Through his prophet, YHWH declared that he would raise up against the “house of Israel” or the people of Israel a “nation” that would oppress them “from the entrance of Hamath to the wadi of the Arabah.” This was certain to take place, for YHWH is identified as the “God of hosts” or the God with hosts of angels in his service for the accomplishment of his purpose. In comparison with what the Israelites thought they had attained in their own strength, the reversal they would experience would be much greater. An enemy nation would gain control over the entire region from the northern boundary (the “entrance of Hamath,” probably meaning the boundary between the kingdom of Israel and the southern part of Hamath territory) to the southernmost point of Israelite territory. The reference to the wadi of the Arabah may be understood to indicate that foreign domination would extend as far south as the Gulf of ‘Aqaba. This would mean that the kingdom of Judah would also be oppressed. Historically, Assyria subjected both the kingdoms of Israel and Judah to oppression and conquest. (6:14; see the Notes section concerning the Septuagint rendering.)


In verse 1, the Septuagint refers to the “first ones of the nations” but represents those trusting in the mountain of Samaria as having “harvested” them. This harvesting could apply to the despoiling of defeated nations upon completion of successful military campaigns. According to Rahlfs’ printed text, the phrase that concludes the sentence is, “and they themselves have come.” This phrase does not convey an understandable meaning, for it does not mention a place to which “they themselves” came. The designation “house of Israel” is then linked to the words that follow in verse 2.
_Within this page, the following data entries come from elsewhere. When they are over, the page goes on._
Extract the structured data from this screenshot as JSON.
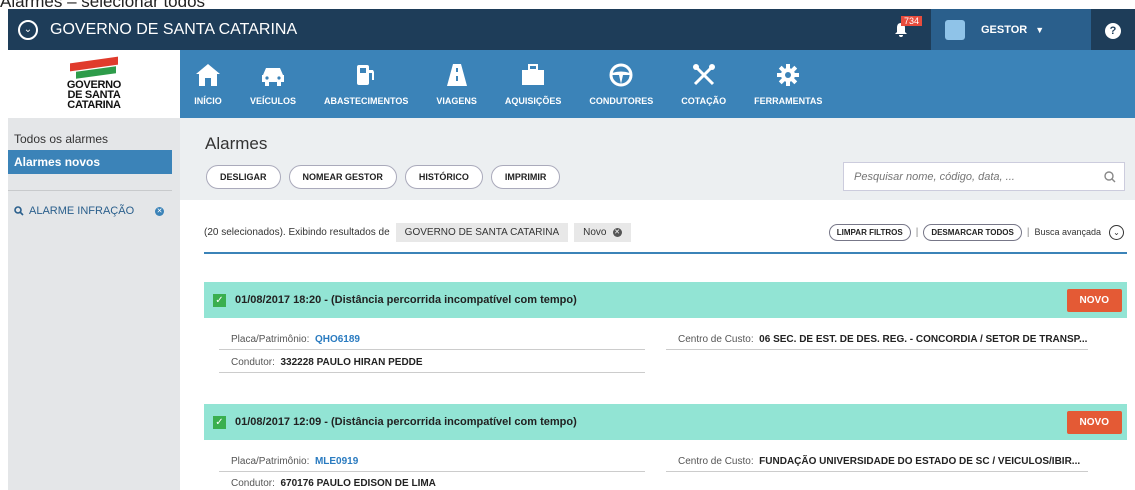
{
  "caption": "Alarmes – selecionar todos",
  "topbar": {
    "org": "GOVERNO DE SANTA CATARINA",
    "notifications": "734",
    "user": "GESTOR",
    "help": "?"
  },
  "brand": {
    "line1": "GOVERNO",
    "line2": "DE SANTA",
    "line3": "CATARINA"
  },
  "nav": [
    {
      "label": "INÍCIO",
      "icon": "home-icon"
    },
    {
      "label": "VEÍCULOS",
      "icon": "car-icon"
    },
    {
      "label": "ABASTECIMENTOS",
      "icon": "fuel-icon"
    },
    {
      "label": "VIAGENS",
      "icon": "road-icon"
    },
    {
      "label": "AQUISIÇÕES",
      "icon": "briefcase-icon"
    },
    {
      "label": "CONDUTORES",
      "icon": "steering-wheel-icon"
    },
    {
      "label": "COTAÇÃO",
      "icon": "tools-icon"
    },
    {
      "label": "FERRAMENTAS",
      "icon": "gear-icon"
    }
  ],
  "sidebar": {
    "all": "Todos os alarmes",
    "new": "Alarmes novos",
    "filter": "ALARME INFRAÇÃO"
  },
  "page": {
    "title": "Alarmes",
    "buttons": [
      "DESLIGAR",
      "NOMEAR GESTOR",
      "HISTÓRICO",
      "IMPRIMIR"
    ],
    "search_placeholder": "Pesquisar nome, código, data, ..."
  },
  "filters": {
    "summary": "(20 selecionados). Exibindo resultados de",
    "chip1": "GOVERNO DE SANTA CATARINA",
    "chip2": "Novo",
    "clear": "LIMPAR FILTROS",
    "unmark": "DESMARCAR TODOS",
    "sep": "|",
    "advanced": "Busca avançada"
  },
  "alarms": [
    {
      "title": "01/08/2017 18:20 - (Distância percorrida incompatível com tempo)",
      "badge": "NOVO",
      "plate_label": "Placa/Patrimônio:",
      "plate": "QHO6189",
      "driver_label": "Condutor:",
      "driver": "332228 PAULO HIRAN PEDDE",
      "cost_label": "Centro de Custo:",
      "cost": "06 SEC. DE EST. DE DES. REG. - CONCORDIA / SETOR DE TRANSP..."
    },
    {
      "title": "01/08/2017 12:09 - (Distância percorrida incompatível com tempo)",
      "badge": "NOVO",
      "plate_label": "Placa/Patrimônio:",
      "plate": "MLE0919",
      "driver_label": "Condutor:",
      "driver": "670176 PAULO EDISON DE LIMA",
      "cost_label": "Centro de Custo:",
      "cost": "FUNDAÇÃO UNIVERSIDADE DO ESTADO DE SC / VEICULOS/IBIR..."
    }
  ]
}
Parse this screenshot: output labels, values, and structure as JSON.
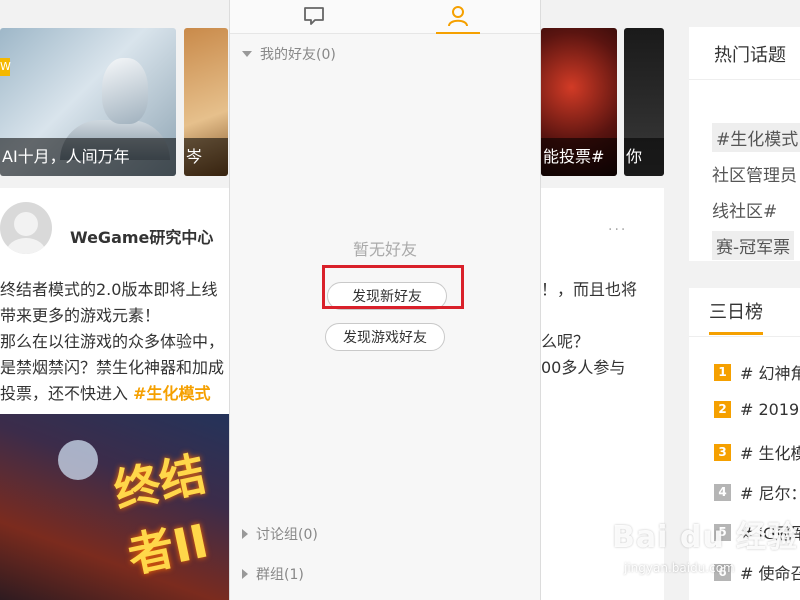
{
  "banners": {
    "tag": "W",
    "caption_1": "AI十月，人间万年",
    "caption_2": "岑",
    "caption_3": "能投票#",
    "caption_4": "你"
  },
  "post": {
    "author": "WeGame研究中心",
    "more": "···",
    "line_1": "终结者模式的2.0版本即将上线",
    "line_1_right": "！，而且也将",
    "line_2": "带来更多的游戏元素！",
    "line_3": "那么在以往游戏的众多体验中，",
    "line_3_right": "么呢？",
    "line_4": "是禁烟禁闪？禁生化神器和加成",
    "line_4_right": "00多人参与",
    "line_5": "投票，还不快进入",
    "line_5_hashtag": "#生化模式",
    "image_title": "终结者II"
  },
  "friends_panel": {
    "my_friends": "我的好友(0)",
    "empty": "暂无好友",
    "find_new_friends": "发现新好友",
    "find_game_friends": "发现游戏好友",
    "discussion_groups": "讨论组(0)",
    "groups": "群组(1)"
  },
  "hot_topics": {
    "title": "热门话题",
    "chip_1": "#生化模式",
    "text_2": "社区管理员",
    "text_3": "线社区#",
    "chip_4": "赛-冠军票"
  },
  "three_day_rank": {
    "title": "三日榜",
    "items": [
      {
        "num": "1",
        "text": "# 幻神角"
      },
      {
        "num": "2",
        "text": "# 2019L"
      },
      {
        "num": "3",
        "text": "# 生化模"
      },
      {
        "num": "4",
        "text": "# 尼尔："
      },
      {
        "num": "5",
        "text": "# iG冠军"
      },
      {
        "num": "6",
        "text": "# 使命召"
      }
    ]
  },
  "watermark": {
    "brand": "Bai du 经验",
    "url": "jingyan.baidu.com"
  },
  "colors": {
    "accent": "#f5a000",
    "highlight_box": "#d9202a"
  }
}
In the Septuagint, the words of verse 2 are directed to the “house of Israel” or the people of Israel (verse 1). “All” of the house of Israel are told to cross over and see, but no mention is made of Calneh. From the location to which they crossed over, they were to pass on to “Hemath Rabba” and to go down to “Geth [Gath] of allophyles [those of another tribe].” The “allophyles” are designated as the “noblest” or greatest “from all these kingdoms,” with their borders enclosing more territory than that of the house of Israel.

The Septuagint rendering of verse 3 differs considerably from the reading of the extant Hebrew text. Those of the house of Israel are represented as “coming to the evil day,” and they are referred to as “approaching and laying hold of false Sabbaths.” These words could be understood to mean that the people were about to experience a day or time of judgment. Perhaps God is the one whom they imagined they were approaching with their observance of “false Sabbaths.” This may indicate that the way in which the people conducted themselves during the Sabbaths did not honor YHWH.

In verse 12, the second question of the Masoretic Text may be literally translated, “Does one plow with cattle?” The answer to this question would be, “Yes.” A negative response requires the addition of an object (“on a cliff”). Based on a conjectural emendation, a number of translations refer to the plowing as being done on the sea. “Can the sea be ploughed with oxen?” (NJB, REB) “Does one plow the sea with oxen?” (NRSV)

The Septuagint rendering of verse 14 represents the oppression of the “house of Israel” as preventing the people from entering “into Hemath [Hamath] and as far as the torrent of the west.”